Patients who used a standardized form signed by a physician to express their wishes for care at the end of life were more likely to receive their preferred level of care than patients who used more traditional methods such as advance directives and do-not-resuscitate orders, according a study funded by the National Institute of Nursing Research.

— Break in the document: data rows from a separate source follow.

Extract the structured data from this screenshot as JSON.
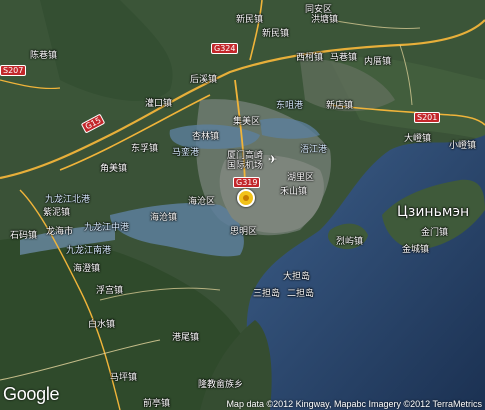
{
  "logo": "Google",
  "attribution": "Map data ©2012 Kingway, Mapabc  Imagery ©2012 TerraMetrics",
  "highway_shields": [
    "G324",
    "G15",
    "S207",
    "S201",
    "G319"
  ],
  "places": {
    "tonganzhen": "同安区",
    "xinminzhen": "新民镇",
    "hongtangzhen": "洪塘镇",
    "xinminzhen2": "新民镇",
    "xilizhen": "西柯镇",
    "maxiangzhen": "马巷镇",
    "neicuozhen": "内厝镇",
    "chenxiangzhen": "陈巷镇",
    "houxizhen": "后溪镇",
    "guanxunzhen": "灌口镇",
    "jimeiqu": "集美区",
    "xinglinzhen": "杏林镇",
    "dongzuigang": "东咀港",
    "xindianzhen": "新店镇",
    "dadengzhen": "大嶝镇",
    "xiaodengzhen": "小嶝镇",
    "dongfuzhen": "东孚镇",
    "maluanzhen": "马銮港",
    "xiamen_airport": "厦门高崎国际机场",
    "huliqu": "湖里区",
    "wujianggang": "浯江港",
    "jiaomeizhen": "角美镇",
    "jiulongjiang_north": "九龙江北港",
    "haicangqu": "海沧区",
    "hemuzhen": "禾山镇",
    "zhiwanzhen": "紫泥镇",
    "jiulongjiang_middle": "九龙江中港",
    "haicangzhen": "海沧镇",
    "simingqu": "思明区",
    "liehuzhen": "烈屿镇",
    "jinmenzhen": "金门镇",
    "jinchengzhen": "金城镇",
    "shimazhen": "石码镇",
    "longhaishi": "龙海市",
    "jiulongjiang_south": "九龙江南港",
    "haichengzhen": "海澄镇",
    "dadan": "大担岛",
    "erdan": "二担岛",
    "sandan": "三担岛",
    "fugongzhen": "浮宫镇",
    "baishuizhen": "白水镇",
    "gangweizhen": "港尾镇",
    "longjiao": "隆教畲族乡",
    "mashizhen": "马坪镇",
    "qianzhen": "前亭镇",
    "jinmen_cyr": "Цзиньмэн",
    "airport_icon": "✈"
  }
}
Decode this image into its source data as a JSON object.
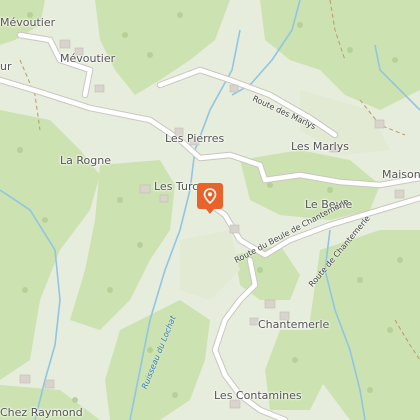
{
  "map": {
    "places": [
      {
        "name": "Mévoutier"
      },
      {
        "name": "Mévoutier"
      },
      {
        "name": "ur"
      },
      {
        "name": "Les Pierres"
      },
      {
        "name": "La Rogne"
      },
      {
        "name": "Les Turc"
      },
      {
        "name": "Les Marlys"
      },
      {
        "name": "Maison"
      },
      {
        "name": "Le Beule"
      },
      {
        "name": "Chantemerle"
      },
      {
        "name": "Les Contamines"
      },
      {
        "name": "Chez Raymond"
      }
    ],
    "roads": [
      {
        "name": "Route des Marlys"
      },
      {
        "name": "Route du Beule de Chantemerle"
      },
      {
        "name": "Route de Chantemerle"
      }
    ],
    "waterways": [
      {
        "name": "Ruisseau du Lochat"
      }
    ]
  },
  "colors": {
    "forest": "#cfe3b4",
    "meadow": "#e7eddc",
    "water": "#8fc6e3",
    "road": "#ffffff",
    "marker": "#e8632b",
    "building": "#d8d3cc"
  },
  "marker": {
    "icon": "location-pin-icon"
  }
}
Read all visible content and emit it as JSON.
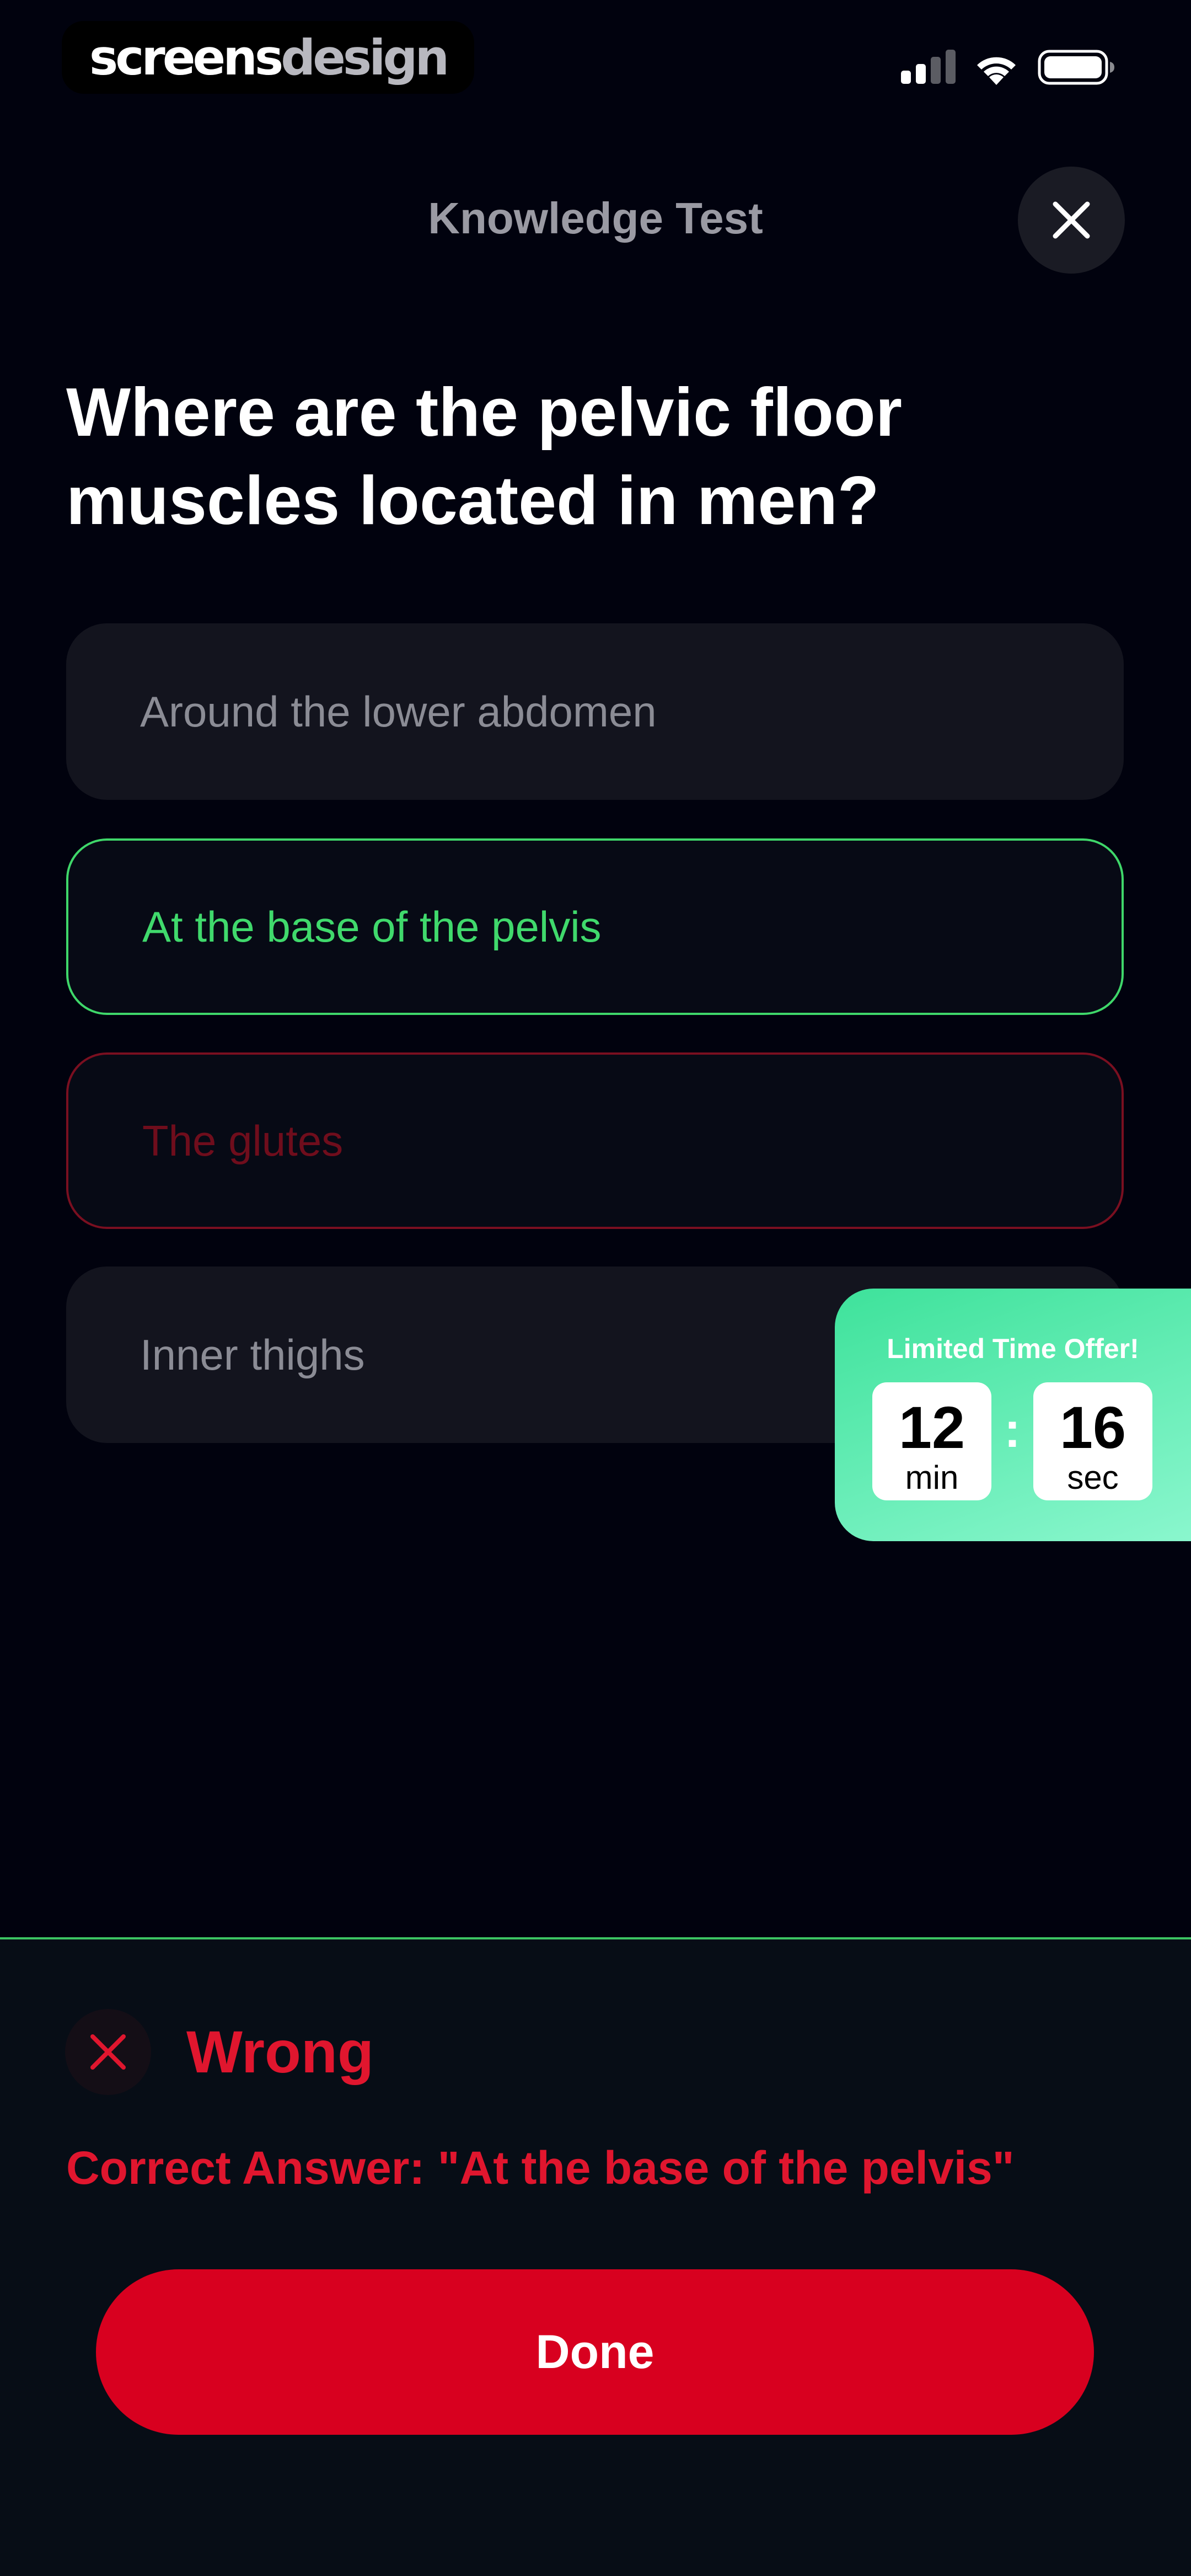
{
  "status_bar": {
    "brand_part1": "screens",
    "brand_part2": "design"
  },
  "header": {
    "title": "Knowledge Test"
  },
  "question": {
    "text": "Where are the pelvic floor muscles located in men?"
  },
  "options": [
    {
      "label": "Around the lower abdomen",
      "state": "neutral"
    },
    {
      "label": "At the base of the pelvis",
      "state": "correct"
    },
    {
      "label": "The glutes",
      "state": "wrong"
    },
    {
      "label": "Inner thighs",
      "state": "neutral"
    }
  ],
  "offer": {
    "title": "Limited Time Offer!",
    "minutes": "12",
    "minutes_unit": "min",
    "seconds": "16",
    "seconds_unit": "sec",
    "separator": ":"
  },
  "result": {
    "title": "Wrong",
    "correct_answer_text": "Correct Answer: \"At the base of the pelvis\"",
    "button_label": "Done"
  },
  "colors": {
    "background": "#01020e",
    "correct_green": "#40d96c",
    "wrong_red": "#e0162e",
    "done_button": "#d8001f",
    "offer_gradient_start": "#3ee29b",
    "offer_gradient_end": "#8cf7cf"
  },
  "icons": {
    "close": "close-icon",
    "result": "x-icon",
    "signal": "cellular-signal-icon",
    "wifi": "wifi-icon",
    "battery": "battery-icon"
  }
}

The retrospective cohort study examined the records of 1711 patients from a random sample of 90 nursing facilities in Oregon, Wisconsin, and West Virginia and compared the end-of-life care patients received with their wishes as expressed through a Physician Orders for Life Sustaining Treatment (POLST) form or more traditional means (Hickman SE et al. J Am Geriatr Soc. 2010;58:1241-1248). Patients who used the POLST form, which includes the patient's preferences on cardiopulmonary resuscitation as well as hospitalization, antibiotics, and artificial nutrition, were more likely to have their preferences recorded, and those who chose comfort measures only were less likely to receive medical interventions.